But when it’s all finished later this year, the center’s leaders said they’re excited for what it will provide to those in the community who need it.

“I believe that everyone should have access to quality care; it shouldn’t be dependent upon your ability, your family’s ability, to pay or your credit because the people who need these services the most have the hardest time being able to access them,” said Santana White, the center’s director of operations. “So coming into a facility like this, where the whole goal is to offer services to people that need it the most, is definitely a deep part of my heart.”

photo by: Austin Hornbostel/Journal-World

From left to right, clinical manager Luke Meier; manager of executive administration Sarah Robertson; director of operations Santana White; and executive director Dr. George Thompson are pictured outside the Treatment and Recovery Center Friday, April 15, 2022.
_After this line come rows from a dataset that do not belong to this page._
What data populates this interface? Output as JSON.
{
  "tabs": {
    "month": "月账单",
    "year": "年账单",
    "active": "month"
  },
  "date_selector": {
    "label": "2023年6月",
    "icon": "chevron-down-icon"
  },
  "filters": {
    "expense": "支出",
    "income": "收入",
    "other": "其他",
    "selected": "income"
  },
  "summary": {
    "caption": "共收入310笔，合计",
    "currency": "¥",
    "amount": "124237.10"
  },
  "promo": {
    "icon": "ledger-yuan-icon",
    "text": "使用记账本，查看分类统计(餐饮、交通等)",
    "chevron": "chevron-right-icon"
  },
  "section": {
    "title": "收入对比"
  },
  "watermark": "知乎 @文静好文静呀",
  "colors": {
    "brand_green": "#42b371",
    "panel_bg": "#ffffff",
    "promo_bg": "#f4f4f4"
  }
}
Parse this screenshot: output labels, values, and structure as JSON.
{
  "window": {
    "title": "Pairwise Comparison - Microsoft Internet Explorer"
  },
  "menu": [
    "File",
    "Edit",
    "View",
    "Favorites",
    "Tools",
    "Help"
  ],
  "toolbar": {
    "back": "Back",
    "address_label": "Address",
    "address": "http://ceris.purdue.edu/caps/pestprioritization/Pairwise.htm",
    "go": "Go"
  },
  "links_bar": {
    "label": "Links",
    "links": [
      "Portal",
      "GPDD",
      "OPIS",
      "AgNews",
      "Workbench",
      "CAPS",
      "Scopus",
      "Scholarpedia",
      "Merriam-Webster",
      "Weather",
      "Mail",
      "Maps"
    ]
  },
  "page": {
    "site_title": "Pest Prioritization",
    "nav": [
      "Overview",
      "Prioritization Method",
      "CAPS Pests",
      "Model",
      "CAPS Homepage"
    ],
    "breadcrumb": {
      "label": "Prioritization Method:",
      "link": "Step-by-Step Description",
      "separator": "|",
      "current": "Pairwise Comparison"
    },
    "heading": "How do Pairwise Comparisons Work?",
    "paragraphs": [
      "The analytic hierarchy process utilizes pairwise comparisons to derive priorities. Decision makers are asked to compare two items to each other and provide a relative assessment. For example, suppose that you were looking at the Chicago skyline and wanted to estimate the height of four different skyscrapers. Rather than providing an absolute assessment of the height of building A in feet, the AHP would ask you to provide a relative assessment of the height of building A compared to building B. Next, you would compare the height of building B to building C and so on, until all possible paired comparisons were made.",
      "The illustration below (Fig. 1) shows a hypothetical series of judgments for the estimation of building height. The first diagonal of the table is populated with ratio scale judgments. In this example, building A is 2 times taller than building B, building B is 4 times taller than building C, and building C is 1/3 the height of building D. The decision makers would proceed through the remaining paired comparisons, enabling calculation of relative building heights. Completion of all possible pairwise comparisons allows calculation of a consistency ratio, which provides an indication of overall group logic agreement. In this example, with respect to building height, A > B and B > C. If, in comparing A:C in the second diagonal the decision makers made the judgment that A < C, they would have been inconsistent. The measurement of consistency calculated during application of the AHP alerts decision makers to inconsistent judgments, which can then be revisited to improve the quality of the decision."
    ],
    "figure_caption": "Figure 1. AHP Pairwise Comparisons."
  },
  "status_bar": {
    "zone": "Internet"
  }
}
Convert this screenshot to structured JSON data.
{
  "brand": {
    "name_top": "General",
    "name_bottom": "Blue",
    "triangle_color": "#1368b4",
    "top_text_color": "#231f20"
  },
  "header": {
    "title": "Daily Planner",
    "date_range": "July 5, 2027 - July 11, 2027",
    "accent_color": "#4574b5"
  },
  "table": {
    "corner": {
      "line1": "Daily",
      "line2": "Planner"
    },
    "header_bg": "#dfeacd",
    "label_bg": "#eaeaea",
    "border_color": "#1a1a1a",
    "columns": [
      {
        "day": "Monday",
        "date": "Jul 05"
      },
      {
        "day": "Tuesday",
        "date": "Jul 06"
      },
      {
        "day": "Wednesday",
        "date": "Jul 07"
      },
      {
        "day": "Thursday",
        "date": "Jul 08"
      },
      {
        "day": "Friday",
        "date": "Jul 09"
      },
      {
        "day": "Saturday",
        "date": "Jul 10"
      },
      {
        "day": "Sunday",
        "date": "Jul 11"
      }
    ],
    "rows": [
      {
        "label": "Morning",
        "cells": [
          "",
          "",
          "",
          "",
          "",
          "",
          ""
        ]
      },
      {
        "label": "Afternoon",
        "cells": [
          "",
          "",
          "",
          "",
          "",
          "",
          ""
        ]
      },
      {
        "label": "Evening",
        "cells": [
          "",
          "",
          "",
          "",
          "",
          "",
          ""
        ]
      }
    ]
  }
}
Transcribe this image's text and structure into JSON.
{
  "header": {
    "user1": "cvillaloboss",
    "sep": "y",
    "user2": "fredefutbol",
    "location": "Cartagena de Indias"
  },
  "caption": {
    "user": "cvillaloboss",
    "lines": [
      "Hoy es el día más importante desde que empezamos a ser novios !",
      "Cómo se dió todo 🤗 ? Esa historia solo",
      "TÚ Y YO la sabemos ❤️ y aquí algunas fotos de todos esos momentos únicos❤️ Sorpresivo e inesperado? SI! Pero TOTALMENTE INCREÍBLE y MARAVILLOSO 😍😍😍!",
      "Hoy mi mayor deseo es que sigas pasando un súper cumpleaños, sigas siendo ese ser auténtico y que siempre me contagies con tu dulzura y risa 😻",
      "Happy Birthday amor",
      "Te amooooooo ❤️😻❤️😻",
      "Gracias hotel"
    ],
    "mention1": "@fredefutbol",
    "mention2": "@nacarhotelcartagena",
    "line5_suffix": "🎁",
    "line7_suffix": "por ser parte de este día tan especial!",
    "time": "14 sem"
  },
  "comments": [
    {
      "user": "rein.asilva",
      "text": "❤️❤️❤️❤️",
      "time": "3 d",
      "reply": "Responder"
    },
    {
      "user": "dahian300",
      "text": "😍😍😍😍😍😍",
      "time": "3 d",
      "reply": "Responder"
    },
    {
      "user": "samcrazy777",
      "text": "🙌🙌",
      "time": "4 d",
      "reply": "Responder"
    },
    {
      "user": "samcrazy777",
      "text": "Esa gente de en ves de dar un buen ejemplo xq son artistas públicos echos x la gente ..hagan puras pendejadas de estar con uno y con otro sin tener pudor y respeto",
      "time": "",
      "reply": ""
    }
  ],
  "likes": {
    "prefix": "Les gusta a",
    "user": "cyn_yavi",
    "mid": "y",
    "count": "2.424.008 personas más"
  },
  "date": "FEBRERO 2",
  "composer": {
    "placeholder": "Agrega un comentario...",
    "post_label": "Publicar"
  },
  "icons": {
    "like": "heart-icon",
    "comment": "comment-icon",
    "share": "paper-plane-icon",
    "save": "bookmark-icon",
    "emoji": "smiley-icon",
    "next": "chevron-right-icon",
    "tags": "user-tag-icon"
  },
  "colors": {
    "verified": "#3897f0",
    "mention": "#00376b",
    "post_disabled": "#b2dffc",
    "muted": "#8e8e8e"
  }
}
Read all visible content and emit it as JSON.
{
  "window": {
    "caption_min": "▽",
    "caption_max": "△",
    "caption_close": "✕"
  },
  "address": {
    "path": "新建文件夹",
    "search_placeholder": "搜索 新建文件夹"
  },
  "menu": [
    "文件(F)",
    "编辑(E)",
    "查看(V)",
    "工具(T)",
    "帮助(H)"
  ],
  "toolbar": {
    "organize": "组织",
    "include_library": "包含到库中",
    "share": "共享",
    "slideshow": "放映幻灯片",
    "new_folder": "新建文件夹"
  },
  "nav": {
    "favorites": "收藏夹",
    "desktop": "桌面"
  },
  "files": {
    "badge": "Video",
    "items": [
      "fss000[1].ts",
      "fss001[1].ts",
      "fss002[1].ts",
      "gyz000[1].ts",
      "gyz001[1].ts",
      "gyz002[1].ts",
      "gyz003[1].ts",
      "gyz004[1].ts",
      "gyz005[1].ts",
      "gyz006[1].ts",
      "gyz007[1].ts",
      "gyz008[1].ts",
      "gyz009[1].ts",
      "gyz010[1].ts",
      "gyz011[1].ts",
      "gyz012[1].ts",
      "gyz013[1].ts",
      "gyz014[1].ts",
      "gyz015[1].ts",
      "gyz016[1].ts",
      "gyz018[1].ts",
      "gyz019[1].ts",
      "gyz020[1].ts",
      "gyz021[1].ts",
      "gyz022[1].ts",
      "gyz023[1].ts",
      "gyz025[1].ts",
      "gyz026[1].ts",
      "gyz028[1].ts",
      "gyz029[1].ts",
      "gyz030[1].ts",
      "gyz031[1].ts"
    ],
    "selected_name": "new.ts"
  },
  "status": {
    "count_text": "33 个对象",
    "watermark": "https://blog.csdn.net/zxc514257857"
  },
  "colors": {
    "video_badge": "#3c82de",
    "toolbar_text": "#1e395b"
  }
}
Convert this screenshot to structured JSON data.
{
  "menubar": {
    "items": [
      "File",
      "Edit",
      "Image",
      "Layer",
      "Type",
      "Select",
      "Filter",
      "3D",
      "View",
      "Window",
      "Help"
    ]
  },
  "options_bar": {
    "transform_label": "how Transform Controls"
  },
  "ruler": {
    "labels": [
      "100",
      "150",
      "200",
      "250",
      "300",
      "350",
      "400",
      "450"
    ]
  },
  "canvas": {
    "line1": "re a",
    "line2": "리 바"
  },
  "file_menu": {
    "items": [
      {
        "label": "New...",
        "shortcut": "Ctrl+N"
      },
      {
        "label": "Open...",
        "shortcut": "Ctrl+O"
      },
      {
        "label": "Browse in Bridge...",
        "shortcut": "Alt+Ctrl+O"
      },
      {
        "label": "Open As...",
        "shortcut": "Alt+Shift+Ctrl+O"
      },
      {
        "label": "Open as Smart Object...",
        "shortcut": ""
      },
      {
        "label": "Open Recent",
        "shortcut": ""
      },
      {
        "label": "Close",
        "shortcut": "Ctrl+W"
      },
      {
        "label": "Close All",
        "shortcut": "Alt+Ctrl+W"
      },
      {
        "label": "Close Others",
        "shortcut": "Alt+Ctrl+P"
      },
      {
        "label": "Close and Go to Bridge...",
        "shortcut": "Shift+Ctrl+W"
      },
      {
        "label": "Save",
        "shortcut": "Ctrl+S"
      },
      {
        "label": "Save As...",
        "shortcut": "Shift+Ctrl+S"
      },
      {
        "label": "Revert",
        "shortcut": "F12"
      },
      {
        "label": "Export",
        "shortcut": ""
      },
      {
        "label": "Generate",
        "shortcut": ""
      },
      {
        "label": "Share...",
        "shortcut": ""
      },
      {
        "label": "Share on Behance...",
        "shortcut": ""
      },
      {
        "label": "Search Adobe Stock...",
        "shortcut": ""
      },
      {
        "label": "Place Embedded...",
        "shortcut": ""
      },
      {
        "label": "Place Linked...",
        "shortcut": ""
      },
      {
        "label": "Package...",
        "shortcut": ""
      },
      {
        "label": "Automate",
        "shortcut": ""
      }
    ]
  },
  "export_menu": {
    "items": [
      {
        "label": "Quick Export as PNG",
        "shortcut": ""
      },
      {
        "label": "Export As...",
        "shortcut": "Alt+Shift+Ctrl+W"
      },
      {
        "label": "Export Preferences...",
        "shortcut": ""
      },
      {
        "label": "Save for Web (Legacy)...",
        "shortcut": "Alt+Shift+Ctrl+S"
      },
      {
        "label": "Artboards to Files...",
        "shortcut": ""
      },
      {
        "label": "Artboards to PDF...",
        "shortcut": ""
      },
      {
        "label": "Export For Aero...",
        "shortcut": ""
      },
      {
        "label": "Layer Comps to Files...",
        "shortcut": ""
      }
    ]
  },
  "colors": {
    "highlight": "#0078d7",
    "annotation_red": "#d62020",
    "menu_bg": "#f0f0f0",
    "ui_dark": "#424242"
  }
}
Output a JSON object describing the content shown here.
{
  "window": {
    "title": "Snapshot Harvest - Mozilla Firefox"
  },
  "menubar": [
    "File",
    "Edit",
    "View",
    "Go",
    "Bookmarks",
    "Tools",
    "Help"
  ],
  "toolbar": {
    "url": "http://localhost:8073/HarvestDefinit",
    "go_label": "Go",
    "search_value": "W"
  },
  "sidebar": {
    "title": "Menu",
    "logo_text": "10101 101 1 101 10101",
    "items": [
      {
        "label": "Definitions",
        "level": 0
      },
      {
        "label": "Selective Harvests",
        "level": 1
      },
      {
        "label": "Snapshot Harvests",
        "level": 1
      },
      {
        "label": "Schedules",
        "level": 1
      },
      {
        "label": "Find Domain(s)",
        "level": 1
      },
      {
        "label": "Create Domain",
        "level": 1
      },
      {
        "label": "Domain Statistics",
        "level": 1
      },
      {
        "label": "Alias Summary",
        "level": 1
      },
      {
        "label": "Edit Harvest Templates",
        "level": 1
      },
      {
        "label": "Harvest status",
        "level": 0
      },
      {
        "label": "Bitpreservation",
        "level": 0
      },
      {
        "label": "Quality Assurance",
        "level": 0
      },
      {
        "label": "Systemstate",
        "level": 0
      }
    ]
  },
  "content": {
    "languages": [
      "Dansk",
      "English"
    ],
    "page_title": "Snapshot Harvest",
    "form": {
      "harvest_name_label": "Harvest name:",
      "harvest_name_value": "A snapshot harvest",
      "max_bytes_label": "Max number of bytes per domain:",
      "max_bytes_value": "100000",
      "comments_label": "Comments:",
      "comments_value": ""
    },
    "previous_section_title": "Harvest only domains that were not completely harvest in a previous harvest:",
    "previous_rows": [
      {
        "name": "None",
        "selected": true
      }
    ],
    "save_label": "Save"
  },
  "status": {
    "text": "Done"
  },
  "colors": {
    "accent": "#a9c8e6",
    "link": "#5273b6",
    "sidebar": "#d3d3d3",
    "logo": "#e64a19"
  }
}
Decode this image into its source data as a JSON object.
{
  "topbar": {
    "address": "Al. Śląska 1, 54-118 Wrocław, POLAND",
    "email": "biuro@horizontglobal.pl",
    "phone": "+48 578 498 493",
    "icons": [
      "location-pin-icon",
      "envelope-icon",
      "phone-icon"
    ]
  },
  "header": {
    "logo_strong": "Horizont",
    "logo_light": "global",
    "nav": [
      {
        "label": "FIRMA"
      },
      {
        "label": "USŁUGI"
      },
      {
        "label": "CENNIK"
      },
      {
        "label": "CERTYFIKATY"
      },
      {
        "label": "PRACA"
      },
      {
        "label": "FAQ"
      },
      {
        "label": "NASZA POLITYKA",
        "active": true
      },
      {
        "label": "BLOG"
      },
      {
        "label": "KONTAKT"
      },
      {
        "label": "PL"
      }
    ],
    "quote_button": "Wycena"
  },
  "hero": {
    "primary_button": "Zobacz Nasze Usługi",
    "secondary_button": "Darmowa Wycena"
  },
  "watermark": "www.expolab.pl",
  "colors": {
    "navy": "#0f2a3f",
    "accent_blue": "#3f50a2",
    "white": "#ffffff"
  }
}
photo by: Austin Hornbostel/Journal-World

An outdoor space for clients to use is located at the rear of the building.